§ **Given data**:
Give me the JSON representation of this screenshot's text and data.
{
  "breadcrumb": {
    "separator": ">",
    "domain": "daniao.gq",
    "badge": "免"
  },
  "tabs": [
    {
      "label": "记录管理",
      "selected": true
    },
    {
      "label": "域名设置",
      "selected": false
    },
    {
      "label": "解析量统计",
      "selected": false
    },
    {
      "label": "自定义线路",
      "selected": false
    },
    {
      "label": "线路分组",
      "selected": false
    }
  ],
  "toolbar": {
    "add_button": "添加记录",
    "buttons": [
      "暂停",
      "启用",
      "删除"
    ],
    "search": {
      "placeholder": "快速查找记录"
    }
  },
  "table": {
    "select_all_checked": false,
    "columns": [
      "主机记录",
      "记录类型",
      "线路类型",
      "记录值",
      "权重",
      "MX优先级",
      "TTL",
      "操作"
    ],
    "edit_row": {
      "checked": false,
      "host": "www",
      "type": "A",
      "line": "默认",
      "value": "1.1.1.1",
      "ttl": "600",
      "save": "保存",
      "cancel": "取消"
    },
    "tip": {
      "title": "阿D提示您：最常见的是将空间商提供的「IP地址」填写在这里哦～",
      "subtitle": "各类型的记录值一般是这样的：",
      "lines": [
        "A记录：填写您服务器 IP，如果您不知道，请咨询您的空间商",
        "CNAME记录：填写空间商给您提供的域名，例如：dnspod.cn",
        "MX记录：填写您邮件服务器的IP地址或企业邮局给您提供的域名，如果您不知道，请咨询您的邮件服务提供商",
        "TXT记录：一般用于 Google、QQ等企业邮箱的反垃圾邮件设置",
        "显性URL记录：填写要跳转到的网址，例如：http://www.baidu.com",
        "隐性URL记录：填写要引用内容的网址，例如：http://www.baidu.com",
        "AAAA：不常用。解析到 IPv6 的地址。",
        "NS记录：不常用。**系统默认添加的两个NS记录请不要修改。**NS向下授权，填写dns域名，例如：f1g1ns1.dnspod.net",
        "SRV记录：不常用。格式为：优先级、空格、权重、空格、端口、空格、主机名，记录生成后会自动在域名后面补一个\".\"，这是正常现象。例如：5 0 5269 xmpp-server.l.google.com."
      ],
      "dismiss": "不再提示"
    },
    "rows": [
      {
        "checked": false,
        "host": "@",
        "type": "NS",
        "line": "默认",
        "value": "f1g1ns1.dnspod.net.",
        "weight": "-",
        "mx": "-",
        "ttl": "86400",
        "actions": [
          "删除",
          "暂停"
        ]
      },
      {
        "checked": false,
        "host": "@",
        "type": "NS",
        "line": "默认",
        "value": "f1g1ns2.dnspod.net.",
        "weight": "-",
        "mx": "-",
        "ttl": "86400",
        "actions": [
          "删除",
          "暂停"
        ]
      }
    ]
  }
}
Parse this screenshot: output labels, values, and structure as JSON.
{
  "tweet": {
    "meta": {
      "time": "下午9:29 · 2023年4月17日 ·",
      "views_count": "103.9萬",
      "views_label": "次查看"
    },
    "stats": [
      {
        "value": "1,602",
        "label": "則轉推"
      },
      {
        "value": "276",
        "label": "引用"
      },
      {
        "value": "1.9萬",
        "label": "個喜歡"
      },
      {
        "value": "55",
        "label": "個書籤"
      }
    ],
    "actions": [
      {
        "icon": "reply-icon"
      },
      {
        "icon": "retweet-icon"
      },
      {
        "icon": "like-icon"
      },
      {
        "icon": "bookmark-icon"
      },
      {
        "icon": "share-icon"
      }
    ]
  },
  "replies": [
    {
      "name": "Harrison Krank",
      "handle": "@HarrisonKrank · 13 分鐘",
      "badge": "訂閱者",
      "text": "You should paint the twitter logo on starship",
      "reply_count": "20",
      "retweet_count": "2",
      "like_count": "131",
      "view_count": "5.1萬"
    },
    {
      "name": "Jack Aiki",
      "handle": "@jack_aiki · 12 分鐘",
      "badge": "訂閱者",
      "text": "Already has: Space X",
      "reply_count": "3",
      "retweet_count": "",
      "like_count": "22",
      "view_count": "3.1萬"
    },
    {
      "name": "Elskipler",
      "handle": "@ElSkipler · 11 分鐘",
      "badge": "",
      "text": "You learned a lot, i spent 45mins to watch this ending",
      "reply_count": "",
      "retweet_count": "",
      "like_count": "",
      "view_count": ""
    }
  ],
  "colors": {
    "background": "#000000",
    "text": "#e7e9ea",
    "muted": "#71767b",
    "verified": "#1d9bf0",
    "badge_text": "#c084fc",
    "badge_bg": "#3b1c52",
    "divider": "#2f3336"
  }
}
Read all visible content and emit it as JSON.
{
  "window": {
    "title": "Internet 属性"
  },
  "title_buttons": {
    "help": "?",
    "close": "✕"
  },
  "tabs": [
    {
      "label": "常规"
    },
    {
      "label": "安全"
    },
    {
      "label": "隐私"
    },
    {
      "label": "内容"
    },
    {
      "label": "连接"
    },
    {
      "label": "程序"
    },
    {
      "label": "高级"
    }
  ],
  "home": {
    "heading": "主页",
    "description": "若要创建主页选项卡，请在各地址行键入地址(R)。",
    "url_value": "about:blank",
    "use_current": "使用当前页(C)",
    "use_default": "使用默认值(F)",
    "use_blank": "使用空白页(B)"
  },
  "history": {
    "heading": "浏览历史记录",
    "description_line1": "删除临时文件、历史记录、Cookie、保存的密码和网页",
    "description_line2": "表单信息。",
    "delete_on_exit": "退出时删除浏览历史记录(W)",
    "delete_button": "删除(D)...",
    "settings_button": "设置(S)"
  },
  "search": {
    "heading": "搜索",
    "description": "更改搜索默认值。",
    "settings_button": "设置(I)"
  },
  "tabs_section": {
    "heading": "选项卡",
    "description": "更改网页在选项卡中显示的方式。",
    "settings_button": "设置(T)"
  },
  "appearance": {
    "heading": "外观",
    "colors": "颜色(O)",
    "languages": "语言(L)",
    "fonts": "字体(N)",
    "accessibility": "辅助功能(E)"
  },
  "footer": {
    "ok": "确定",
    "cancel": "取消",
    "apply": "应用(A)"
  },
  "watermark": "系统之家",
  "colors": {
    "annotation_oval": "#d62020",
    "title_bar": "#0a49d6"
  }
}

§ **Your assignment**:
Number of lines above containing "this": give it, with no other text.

§ **Answer space**:
3